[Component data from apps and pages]
+++
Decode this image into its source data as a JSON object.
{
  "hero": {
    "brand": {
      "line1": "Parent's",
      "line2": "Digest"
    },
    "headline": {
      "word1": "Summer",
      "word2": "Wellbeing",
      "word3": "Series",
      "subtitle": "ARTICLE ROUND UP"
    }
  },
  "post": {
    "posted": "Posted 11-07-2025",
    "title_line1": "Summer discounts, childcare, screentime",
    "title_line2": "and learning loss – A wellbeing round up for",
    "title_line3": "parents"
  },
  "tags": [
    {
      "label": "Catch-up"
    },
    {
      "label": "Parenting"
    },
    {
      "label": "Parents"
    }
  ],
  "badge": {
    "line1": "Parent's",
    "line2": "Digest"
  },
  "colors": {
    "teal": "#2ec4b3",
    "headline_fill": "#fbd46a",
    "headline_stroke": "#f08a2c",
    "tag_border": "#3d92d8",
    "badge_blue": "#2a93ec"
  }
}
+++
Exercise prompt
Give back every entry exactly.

Exercise result
Decode this image into its source data as a JSON object.
{
  "hero": {
    "brand": {
      "line1": "Parent's",
      "line2": "Digest"
    },
    "headline": {
      "word1": "Summer",
      "word2": "Wellbeing",
      "word3": "Series",
      "subtitle": "ARTICLE ROUND UP"
    }
  },
  "post": {
    "posted": "Posted 11-07-2025",
    "title_line1": "Summer discounts, childcare, screentime",
    "title_line2": "and learning loss – A wellbeing round up for",
    "title_line3": "parents"
  },
  "tags": [
    {
      "label": "Catch-up"
    },
    {
      "label": "Parenting"
    },
    {
      "label": "Parents"
    }
  ],
  "badge": {
    "line1": "Parent's",
    "line2": "Digest"
  },
  "colors": {
    "teal": "#2ec4b3",
    "headline_fill": "#fbd46a",
    "headline_stroke": "#f08a2c",
    "tag_border": "#3d92d8",
    "badge_blue": "#2a93ec"
  }
}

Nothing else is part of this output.